The audience laughed appreciatively.

Back at the Grand Canyon Railway Hotel

The Grand Canyon Railway Hotel is affiliated with the Grand Canyon Railway, so the timetables and services are all nicely coordinated. All personnel are professional and friendly.

Grand Canyon Railway Hotel Lobby

The Grand Canyon Railway Hotel’s two-story lobby evokes a bygone era of luxury travel.

Grand Canyon Railway Hotel Standard Room

A standard room offers two queen beds and free wifi.

The hotel also has four classes of rooms that range from $109 per night (Standard Room with two double beds) to over $349 per night for the “Rail Baron” highest upgrade. The Standard Rooms are immaculate, while not fancy, but they are now sporting free WIFI in each room. All rooms now have triple-layered sheets which ensure that all bedding is clean. They have banished the bedspreads and just have contrasting decorative swags near the bottom of the beds.

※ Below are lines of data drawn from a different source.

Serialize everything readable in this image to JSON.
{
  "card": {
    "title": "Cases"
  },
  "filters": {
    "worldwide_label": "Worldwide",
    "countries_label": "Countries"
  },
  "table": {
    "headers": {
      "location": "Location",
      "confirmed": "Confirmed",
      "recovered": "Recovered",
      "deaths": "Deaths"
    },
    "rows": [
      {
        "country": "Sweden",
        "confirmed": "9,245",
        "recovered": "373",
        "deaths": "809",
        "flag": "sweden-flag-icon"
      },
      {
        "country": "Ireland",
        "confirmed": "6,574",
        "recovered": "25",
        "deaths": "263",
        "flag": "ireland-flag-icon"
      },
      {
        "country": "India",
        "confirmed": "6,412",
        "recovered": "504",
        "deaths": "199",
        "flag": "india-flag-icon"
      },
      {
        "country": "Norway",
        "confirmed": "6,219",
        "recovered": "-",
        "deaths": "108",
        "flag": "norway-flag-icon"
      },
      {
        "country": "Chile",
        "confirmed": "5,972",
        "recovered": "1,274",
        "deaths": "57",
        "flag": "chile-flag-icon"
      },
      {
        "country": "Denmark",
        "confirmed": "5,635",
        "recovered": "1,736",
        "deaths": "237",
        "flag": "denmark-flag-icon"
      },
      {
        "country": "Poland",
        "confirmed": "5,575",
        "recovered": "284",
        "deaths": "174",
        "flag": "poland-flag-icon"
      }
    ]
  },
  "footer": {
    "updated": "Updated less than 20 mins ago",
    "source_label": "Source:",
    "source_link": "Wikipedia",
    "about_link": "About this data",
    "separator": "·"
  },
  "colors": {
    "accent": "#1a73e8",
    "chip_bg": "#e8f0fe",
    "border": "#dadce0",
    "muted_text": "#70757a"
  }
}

Bathrooms are spacious and clean. They are now using the typical shower amenities in dispenser bottles that are fixed in place and have a pine scent. This is also part of their recycling campaign, as they also have small recycling bins in each rooms, as well as garbage wastebaskets.

The hotel also has Spenser’s, a dark-wooded pub, which was attracting a crowd, who seemed to be enjoying themselves. With a small menu, Spenser’s had a “Shepard’s” pie and a few other items.

Spenser's at the Grand Canyon Hotel

Spenser’s offers a place to kick back, grab a meal, and meet friends after a busy day at the Grand Canyon.

The hotel also has “The Buffet” restaurant that includes a pasta and meat carving station with soup and salad bar, and comfort foods like meatloaf and mac and cheese.

We opted to try one of the other restaurants in Williams and wound up seeing the Cataract Creek Gang perform in the street outside our restaurant. Those fellows sure work hard!

For a quick visit to the Grand Canyon – or a longer stay – we recommend a ride on the rails – it sure puts life in perspective and is a memorable experience.!

  • http://www.facebook.com/profile.php?id=100003406148892 Herry

    You guys are awesome!! Thanks so much for tinakg the time to make this and share it with us. We have a short vacation coming up and were planning on doing rim-rim-rim backpacking, not running because unlike certain people we are not insane but we’re going to Zion instead. I’m regretting it a little bit now that I’ve seen this video!